First- at home. It is important that we speak about these events appropriately with one another and with our children. Here is a helpful guide about having conversations with our children about these atrocities. Please reach out as well if I can be a helpful, compassionate ear.

Second- in our community. Shaarei Tikvah has assessed our security situation and we have taken steps to make sure we doing what is necessary to take care of our members.

Third- in our country- Shaarei Tikvah is committed to speaking up for the value of a diverse America, which is committed to pursuing common decency and tolerance in our communities. We will continue to educate and spread the message of peace, respect, and the infinite value of every human life and to speak out against anti-Semitism, racism, Islamophobia, and bigotry of all kinds. And while rhetoric is important, it is not enough. We must also commit to taking action. Awareness of the realities we face, namely, antisemitism and the rise of white supremacy in America, coupled with a spiraling gun violence epidemic, is a crucial part of our ability to take action and improve our country.… Read more

Feeling the Effects of the Jewish Holidays

Every Purim afternoon, my family finds itself driving around dressed in costume, plugging in addresses and delivering bags of mishloach manot to surprise and delight our friends. I can distinctly recall the joy and excitement we have felt  – and have helped others feel  -over the years.

The sense of joy we feel is not just connected to this ritual but to many more as we welcome Purim and its colorful festivities. We dress up in fun costumes, read the megillah – a story of redemption from a dangerous predicament for the Jewish people, feel the glow of supporting those in need of our care, and join together with others for a festive meal. The abundance of these rituals and activities literally brings us into community and relationship with the memory of our people, which reminds us that there is reason to rejoice not only because of the circumstances of our current lives but because of an emotional relationship with the historical memory of our forebears.

There is a cyclical relationship between performing these mitzvot (the commandments of Purim described above) and the joy we feel. The mitzvot bring us to a place of joy and feeling joyous during the holiday provides the impetus to express generosity to our community and read the stories of our ancestors’ gratitude.… Read more

Hope Amidst Pain

As I filled out my ballot this morning I felt a tremendous sense of pride. I am the first of my family on both sides to be born in this country at a time when others like me whose families have come to this country from around the world are running for office. Maital and I stood next to our children as we voted, 100 years after women were given the right to vote, with an acknowledgement that we are both very fortunate to be voting in America today. And at the same time it is a painful time for America. There is real fear and distrust, rhetoric and actions from our leaders which defy our country’s core values.

This moment is painful.

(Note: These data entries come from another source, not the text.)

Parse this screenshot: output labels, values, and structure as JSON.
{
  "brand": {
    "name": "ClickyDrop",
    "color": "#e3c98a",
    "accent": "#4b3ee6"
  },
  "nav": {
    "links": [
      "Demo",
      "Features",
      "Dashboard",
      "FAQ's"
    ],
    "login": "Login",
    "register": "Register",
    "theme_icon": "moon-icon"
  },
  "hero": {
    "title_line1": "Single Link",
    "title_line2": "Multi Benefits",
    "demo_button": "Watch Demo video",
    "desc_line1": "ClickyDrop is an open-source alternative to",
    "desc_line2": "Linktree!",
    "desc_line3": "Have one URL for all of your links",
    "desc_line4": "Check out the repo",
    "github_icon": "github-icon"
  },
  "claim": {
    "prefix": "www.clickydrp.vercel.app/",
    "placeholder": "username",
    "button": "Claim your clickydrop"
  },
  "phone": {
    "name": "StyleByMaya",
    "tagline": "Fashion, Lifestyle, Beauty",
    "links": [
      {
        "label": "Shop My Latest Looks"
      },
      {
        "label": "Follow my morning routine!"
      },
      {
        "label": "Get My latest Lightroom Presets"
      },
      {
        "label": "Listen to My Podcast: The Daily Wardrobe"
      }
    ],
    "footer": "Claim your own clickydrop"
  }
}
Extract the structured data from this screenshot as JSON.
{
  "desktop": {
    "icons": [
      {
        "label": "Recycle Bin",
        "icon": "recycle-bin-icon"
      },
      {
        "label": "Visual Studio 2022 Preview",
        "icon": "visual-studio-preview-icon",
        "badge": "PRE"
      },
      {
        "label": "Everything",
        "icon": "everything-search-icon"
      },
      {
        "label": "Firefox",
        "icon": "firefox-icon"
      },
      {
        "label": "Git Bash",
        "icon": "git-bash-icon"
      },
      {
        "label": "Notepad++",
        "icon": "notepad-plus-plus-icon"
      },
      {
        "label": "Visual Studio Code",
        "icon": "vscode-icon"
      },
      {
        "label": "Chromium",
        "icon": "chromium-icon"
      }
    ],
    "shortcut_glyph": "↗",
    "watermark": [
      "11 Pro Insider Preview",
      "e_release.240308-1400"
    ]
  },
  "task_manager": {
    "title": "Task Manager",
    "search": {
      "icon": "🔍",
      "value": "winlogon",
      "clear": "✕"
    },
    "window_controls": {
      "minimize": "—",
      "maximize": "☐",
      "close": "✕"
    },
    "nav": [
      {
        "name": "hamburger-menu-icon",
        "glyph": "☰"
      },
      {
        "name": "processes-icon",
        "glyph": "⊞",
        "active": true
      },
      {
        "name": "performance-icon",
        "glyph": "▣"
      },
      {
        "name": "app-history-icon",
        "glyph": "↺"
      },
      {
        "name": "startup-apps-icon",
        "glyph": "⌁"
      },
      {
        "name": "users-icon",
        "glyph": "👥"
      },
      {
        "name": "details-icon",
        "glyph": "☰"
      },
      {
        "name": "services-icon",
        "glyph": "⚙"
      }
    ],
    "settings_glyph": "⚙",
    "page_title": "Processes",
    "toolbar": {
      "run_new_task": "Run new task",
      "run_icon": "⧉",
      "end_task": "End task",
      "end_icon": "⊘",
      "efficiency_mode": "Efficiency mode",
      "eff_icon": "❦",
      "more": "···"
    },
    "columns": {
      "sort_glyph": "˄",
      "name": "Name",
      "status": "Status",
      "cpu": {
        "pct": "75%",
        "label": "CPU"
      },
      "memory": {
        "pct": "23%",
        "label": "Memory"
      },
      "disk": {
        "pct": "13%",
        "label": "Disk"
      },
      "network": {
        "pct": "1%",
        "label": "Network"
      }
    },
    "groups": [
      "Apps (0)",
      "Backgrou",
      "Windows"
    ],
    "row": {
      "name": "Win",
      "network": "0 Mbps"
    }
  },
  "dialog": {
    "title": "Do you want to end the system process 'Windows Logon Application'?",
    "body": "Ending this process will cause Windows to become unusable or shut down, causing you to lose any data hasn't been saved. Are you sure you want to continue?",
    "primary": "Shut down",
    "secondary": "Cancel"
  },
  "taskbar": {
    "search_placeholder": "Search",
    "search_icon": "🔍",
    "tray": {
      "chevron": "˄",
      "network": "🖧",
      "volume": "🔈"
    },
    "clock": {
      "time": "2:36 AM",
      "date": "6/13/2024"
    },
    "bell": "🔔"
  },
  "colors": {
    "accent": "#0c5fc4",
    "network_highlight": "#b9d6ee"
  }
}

As Americans go out to the polls and we wait to see the results of the election I am reminded of Rebecca, who in this week’s parashah is pregnant with twins, and experiencing tremendous pain. God’s explanation to her is that there are warring factions, separate nations in her womb. And ultimately one will dominate the other. The Torah describes that responding to the pain, Rebecca cries out- “Im ken, lama ze anochi?” “If so why do I exist?” She cannot understand why life must be so painful. Is it really worth it?

Each election feels like that painful experience of birthing Jacob and Esau. Our nation feels pain and asks the question- is it really supposed to be like this?

Do we see this as the new normal? Of a country at odds with itself that feels like two separate nations? Like Rebecca, can our system sustain the birth pains of the present?

Despite these questions it felt good to put the ballot through the machine I prayed that this pregnant moment leads to more peace, to a return to our core values, and to a confidence in our country’s ability to bare the pain of the current with hope for the future.